The poll by Tory chairman Lord Ashcroft found voters see the border question as a "minor practical issue".
Meghan Markle’s father Thomas was reportedly paid £7,500 for a bombshell interview on Good Morning Britain in which he broke his silence about missing the royal wedding. In an extraordinary TV appearance, Thomas Markle apologised for the staged paparazzi photos and revealed details of how Harry asked for permission to marry Meghan. According to the Daily Mail, he accepted £7,500 for the TV appearance.
Juneteenth is observed on 19 June every year and is a day of great historical importance, not just for Texas, but the entire US. Also known as Freedom Day, it commemorates the announcement of the abolition of slavery in Texas. The day now more widely represents the emancipation of enslaved African-Americans across the whole of the south.
The price of bitcoin rose more than twenty-fold in 2017, generating huge amounts of interest in the cryptocurrency. :: The Independent’s bitcoin group is the best place to follow the latest discussions and developments in cryptocurrency.
On June 24, when Saudi women are allowed to drive for the first time, Amira Abdulgader wants to be sitting at the wheel, the one in control, giving a ride to her mother beside her.

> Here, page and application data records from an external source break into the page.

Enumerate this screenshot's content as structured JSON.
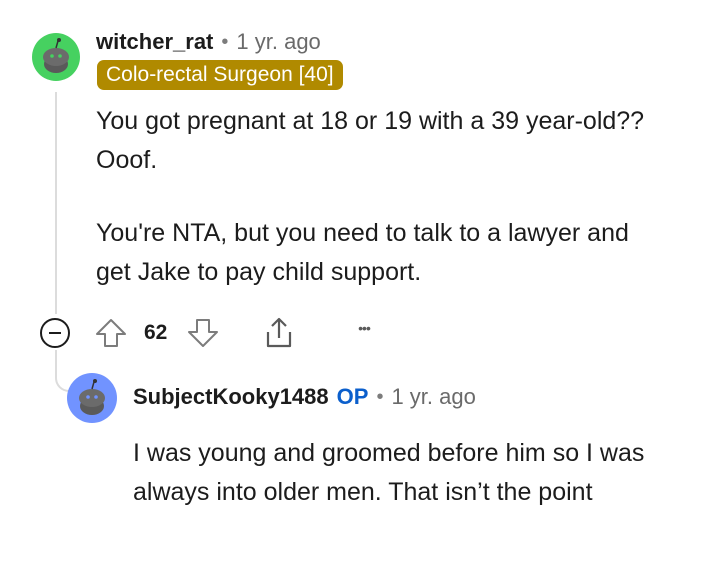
{
  "comment": {
    "username": "witcher_rat",
    "separator": "•",
    "time": "1 yr. ago",
    "flair": "Colo-rectal Surgeon [40]",
    "paragraphs": [
      "You got pregnant at 18 or 19 with a 39 year-old?? Ooof.",
      "You're NTA, but you need to talk to a lawyer and get Jake to pay child support."
    ],
    "vote_count": "62",
    "more": "•••",
    "colors": {
      "flair_bg": "#b08a00",
      "avatar_bg": "#46d160",
      "link": "#0b5fcc"
    }
  },
  "reply": {
    "username": "SubjectKooky1488",
    "op_label": "OP",
    "separator": "•",
    "time": "1 yr. ago",
    "text": "I was young and groomed before him so I was always into older men. That isn’t the point",
    "colors": {
      "avatar_bg": "#7193ff"
    }
  },
  "icons": [
    "collapse-icon",
    "upvote-icon",
    "downvote-icon",
    "share-icon",
    "more-icon",
    "snoo-avatar-icon"
  ]
}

Many young Saudis regard his ascent to power as proof that their generation is finally getting a share of control over a country whose patriarchal traditions have for decades made power the province of old men.
A WOMAN is playing cupid to the wealthy elite, with her services costing from $30,000. Taylor Francois-Bodine runs a matchmaking service from her home in Washington, DC, and travels throughout the USA for her clients. Taylor began her career whilst working for a private senator on Capitol Hill when her successful matchmaking for colleagues inspired her to take it up professionally. She now counts doctors, lawyers and celebrities amongst her wealthy clients and claims that her success rate for clients finding love is 85-90%.
Good morning! This is the tech news you need to know this Tuesday. 1. Microsoft is facing online outrage and calls for a boycott over its cloud computing contract with Immigration and Customs Enforcement, or ICE. ICE has been heavily criticized in recent days for enforcing a policy of separating families at the US-Mexico border and operating detention centers for separated family members and children. 3. AOL's billionaire cofounder and venture capitalist Steve Case is convinced that the future of American startups lies outside of Silicon Valley, New York City, and Boston.
Bolton Wanderers free school was based at the football club’s stadium. Eight years have passed since the coalition government empowered schools to free themselves of sinister-sounding local council “control” and become academies. Politicians sold a vision of a world in which our children’s education would instead be managed by “charitable trusts”.
A record 68.5 million people have been forced flee their homes due to war, violence and persecution, notably in places like Myanmar and Syria, the UN said on Tuesday.
During an afternoon at a Moscow park, Argentina fan Augustin Otelo is counting not the number of goals his team has scored in the World Cup but the number of phone numbers he has collected from Russian girls.
The price of petrol set by retailers has risen to more than double the wholesale price in the last three months. This means drivers are paying £2.50 more to fill up a 50 litre tank. Howard Cox of Fair Fuel UK told the Daily Mail that drivers were being “exploited” when it came to petrol prices.
Furious customer Patrick Duffy spotted the courier carelessly chucking the fragile antiques down 12 concrete steps in Bradford.
More than 4,000 publicly owned buildings and spaces are being sold off by councils in England every year, according to a Freedom of Information request by community charity Locality. It says parks, libraries, town halls and swimming pools are among properties being sold, often to private developers to build luxury flats. The charity warns that cash-strapped councils are making up for budget shortfalls by selling off assets which are vital community hubs for both young and old.
Britain's regulator will launch an investigation into the impact of new European Union rules on the asset management industry after concerns were raised about how they affect the pricing of investment research and other issues. The rules - the Markets in Financial Instruments Directive II (MiFID II) and the Packaged Retail and Insurance-based Investment Products (PRIIPs) Regulation - for some funds, came into force in January. The head of the Financial Conduct Authority (FCA) said PRIIPs risked having a detrimental impact.
Clement Attlee served as prime minister from 1945 to 1951. This year’s A-level history candidates have emerged from an exam on Churchill, and are chatting animatedly about it with their teacher, Jenny Moore. Churchill might seem obvious fodder for students – he was once voted the greatest Briton of all time in a BBC poll – but not everyone would agree.